Dr. Boyes is right. When hunting stops, so does the resulting revenue for conservation. At its peak, hunting in Botswana generated more than $20 million annually, more than $6 million of which was hunting license revenue that went directly to the Wildlife Ministry. And in a country where an OVER-population of 50,000-80,000 elephants exists, animal/human conflicts are sure to increase, with massively-reduced budgets left to deal with the consequences.
Elephants could emerge as the real story of the hunting ban, as their severe overpopulation and the destruction they will bring to the habitat will likely change the ecosystem forever. Botswana only issues about 500 sport hunting licenses per year for a population estimated at 130,000, so hunting’s effect on the overall population is minimal. However, the revenue generated by elephant hunting puts people and systems in the bush to help maintain some semblance of order. Without hunting, the population will likely spike and crash, and the anti-hunters will run pleas on television for people to donate $19 a month to “save” the elephants.
The hunting ban will hurt more than wildlife.
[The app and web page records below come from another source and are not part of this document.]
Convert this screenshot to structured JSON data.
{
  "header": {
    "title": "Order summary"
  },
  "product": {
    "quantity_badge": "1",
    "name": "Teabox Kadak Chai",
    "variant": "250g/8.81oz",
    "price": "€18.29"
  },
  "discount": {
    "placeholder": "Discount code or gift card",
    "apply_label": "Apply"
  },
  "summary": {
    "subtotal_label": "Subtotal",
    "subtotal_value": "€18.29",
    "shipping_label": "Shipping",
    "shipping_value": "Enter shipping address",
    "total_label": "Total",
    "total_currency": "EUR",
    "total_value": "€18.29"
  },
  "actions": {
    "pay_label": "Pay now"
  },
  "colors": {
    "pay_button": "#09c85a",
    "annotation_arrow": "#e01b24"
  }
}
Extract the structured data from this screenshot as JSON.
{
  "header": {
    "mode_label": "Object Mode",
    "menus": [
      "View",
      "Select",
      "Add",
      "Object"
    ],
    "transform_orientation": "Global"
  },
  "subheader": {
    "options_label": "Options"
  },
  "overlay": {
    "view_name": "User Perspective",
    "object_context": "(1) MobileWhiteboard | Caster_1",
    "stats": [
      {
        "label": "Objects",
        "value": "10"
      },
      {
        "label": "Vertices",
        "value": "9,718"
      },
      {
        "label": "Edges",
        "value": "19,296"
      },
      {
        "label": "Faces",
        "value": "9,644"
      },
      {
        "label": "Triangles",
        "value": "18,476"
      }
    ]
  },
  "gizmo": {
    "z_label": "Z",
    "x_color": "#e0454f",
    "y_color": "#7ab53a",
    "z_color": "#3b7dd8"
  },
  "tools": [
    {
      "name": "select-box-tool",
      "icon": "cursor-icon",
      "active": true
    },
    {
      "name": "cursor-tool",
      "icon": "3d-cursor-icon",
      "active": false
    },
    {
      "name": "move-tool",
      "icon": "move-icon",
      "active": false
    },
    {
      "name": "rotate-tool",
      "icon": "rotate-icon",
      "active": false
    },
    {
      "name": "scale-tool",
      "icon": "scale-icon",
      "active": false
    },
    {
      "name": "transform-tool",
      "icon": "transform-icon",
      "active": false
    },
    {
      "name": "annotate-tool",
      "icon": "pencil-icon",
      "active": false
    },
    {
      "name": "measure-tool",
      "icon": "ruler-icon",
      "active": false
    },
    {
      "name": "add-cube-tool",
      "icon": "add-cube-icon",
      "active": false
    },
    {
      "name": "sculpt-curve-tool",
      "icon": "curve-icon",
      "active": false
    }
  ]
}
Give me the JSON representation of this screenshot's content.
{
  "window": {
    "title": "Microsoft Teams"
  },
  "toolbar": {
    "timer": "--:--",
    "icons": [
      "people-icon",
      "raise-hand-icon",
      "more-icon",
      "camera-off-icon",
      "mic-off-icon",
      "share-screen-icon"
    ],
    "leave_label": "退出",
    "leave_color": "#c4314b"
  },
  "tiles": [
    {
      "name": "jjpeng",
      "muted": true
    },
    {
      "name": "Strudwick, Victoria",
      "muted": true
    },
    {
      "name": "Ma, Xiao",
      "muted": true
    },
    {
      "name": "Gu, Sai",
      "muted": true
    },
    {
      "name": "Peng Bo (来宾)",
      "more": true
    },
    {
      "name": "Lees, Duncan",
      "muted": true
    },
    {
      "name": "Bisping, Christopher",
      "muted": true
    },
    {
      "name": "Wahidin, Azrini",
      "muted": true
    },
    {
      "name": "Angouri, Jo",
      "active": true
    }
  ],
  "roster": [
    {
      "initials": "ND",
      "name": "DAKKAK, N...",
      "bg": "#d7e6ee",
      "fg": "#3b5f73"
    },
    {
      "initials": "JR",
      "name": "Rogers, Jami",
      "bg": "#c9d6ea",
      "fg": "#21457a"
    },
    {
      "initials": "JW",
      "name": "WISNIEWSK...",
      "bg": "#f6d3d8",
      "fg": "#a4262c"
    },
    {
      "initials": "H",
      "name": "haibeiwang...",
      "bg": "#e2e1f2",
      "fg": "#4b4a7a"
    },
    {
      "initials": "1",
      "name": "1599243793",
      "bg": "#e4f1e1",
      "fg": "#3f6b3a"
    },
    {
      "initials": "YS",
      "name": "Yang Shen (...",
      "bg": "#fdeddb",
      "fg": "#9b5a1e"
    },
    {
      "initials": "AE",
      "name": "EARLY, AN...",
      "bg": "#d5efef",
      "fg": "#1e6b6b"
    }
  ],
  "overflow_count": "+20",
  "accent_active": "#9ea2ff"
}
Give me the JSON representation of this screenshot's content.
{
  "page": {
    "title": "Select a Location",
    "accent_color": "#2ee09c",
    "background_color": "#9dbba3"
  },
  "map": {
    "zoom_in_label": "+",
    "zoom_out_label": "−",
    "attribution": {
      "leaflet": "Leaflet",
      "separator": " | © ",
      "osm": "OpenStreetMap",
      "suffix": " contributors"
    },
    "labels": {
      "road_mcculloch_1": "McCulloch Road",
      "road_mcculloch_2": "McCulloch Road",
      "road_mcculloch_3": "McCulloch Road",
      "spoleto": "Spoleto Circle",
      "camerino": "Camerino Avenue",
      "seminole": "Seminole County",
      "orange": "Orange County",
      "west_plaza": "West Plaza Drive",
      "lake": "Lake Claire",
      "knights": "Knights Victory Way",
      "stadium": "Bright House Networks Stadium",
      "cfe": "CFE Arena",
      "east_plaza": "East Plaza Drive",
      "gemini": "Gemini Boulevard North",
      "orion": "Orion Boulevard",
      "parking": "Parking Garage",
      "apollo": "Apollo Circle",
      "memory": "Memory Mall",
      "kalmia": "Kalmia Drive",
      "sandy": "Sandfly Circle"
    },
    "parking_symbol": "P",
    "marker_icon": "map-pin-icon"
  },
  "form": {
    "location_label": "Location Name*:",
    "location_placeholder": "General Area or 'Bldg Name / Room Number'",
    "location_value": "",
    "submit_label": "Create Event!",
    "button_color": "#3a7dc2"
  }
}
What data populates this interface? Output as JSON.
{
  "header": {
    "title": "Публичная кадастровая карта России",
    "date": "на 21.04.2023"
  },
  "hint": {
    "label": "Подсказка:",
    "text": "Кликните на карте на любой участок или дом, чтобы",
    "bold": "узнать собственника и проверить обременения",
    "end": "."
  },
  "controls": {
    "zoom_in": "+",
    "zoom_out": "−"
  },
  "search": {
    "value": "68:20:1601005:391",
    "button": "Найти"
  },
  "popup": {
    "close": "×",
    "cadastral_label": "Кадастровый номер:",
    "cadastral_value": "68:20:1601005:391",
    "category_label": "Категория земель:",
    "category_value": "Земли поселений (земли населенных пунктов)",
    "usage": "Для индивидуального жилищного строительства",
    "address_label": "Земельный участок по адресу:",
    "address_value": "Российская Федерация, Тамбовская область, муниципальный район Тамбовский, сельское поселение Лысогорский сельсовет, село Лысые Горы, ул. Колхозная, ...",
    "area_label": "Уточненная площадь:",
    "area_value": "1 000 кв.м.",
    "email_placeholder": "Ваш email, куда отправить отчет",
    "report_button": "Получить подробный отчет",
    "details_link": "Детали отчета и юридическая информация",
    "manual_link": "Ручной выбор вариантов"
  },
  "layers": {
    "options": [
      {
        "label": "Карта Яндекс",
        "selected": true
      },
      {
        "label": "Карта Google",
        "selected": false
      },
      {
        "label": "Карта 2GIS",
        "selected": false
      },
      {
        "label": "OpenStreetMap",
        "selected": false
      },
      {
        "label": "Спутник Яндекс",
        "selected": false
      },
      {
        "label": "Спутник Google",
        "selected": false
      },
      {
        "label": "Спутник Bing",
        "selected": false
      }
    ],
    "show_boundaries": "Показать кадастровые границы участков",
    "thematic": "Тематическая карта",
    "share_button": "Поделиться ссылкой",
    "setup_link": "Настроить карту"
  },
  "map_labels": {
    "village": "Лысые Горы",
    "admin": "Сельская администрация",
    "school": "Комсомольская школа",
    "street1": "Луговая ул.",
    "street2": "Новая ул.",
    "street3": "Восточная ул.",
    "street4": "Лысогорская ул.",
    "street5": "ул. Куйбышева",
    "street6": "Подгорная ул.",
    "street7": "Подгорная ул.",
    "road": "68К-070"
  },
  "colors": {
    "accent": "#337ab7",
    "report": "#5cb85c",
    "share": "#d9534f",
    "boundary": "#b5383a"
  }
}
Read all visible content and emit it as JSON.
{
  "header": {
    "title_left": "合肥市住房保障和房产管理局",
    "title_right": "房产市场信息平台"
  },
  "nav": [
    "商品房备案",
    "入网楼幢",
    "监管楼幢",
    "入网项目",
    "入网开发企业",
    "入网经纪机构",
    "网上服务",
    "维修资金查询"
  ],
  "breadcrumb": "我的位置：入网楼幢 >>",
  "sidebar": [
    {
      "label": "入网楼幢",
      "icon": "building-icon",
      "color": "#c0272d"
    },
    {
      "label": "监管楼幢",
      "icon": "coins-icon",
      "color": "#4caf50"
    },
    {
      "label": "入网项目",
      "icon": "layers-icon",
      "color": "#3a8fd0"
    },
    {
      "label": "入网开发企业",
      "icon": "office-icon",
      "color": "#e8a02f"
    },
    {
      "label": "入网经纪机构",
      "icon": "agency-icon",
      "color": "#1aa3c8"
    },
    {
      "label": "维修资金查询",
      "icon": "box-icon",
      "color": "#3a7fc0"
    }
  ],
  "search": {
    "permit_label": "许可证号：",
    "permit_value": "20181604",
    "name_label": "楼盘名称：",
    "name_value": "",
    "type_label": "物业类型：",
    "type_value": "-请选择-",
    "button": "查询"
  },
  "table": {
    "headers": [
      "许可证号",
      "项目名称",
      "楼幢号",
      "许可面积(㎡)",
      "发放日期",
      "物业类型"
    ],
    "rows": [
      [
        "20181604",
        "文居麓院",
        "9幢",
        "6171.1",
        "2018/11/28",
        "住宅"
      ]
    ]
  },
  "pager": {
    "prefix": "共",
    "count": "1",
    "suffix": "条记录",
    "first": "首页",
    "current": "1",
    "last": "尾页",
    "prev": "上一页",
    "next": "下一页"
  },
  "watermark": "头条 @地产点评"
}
The Botswana Wildlife Management Association estimates the ban will leave 4,800 native Africans unemployed and unlikely to find work in photographic tourism.
As things stand now, the anti-hunting NGO’s and influence peddlers have won. Botswana will be permanently closed to hunting in 2014. But like another major safari country that shut its doors to hunters, Botswana’s wildlife is destined to suffer the same catastrophic consequences.
Kenya banned hunting in 1977. Between 1977 and1996, Kenya experienced a 40 percent drop in its wildlife populations, both within and outside of its national parks, according to a study reported in Science Daily. And due primarily to poaching, Kenya’s wildlife numbers have continued to fall. Today, wildlife numbers are less than half of that which existed before the ban, with feature species such as lion and elephant being hit especially hard. The benefits from tourist hunting can reverse the trend, but anti-hunting zealots and irresponsible leaders continue to carry the day.
Trophy hunting is a low-impact, high-income activity that is often carried out in areas too difficult and remote for typical photo safaris, which require large volumes of customers to offset the relatively small fees per client. Hunting creates jobs, food, and an incentive for indigenous peoples to protect species from poachers. Simply stated, sustainable-use hunting is critical to the preservation of both rural economies and Africa’s wildlife. Both people and wildlife suffer when hunting is banned.
The Botswana government may sincerely believe it is doing the right thing, but the emotion-driven, non-scientific based course of action upon which they embark signals the beginning of the end of abundant wildlife in the country. It is likely that in 20 years we will look back with regret to realize that 2013 was the “good old days” for wildlife in Botswana.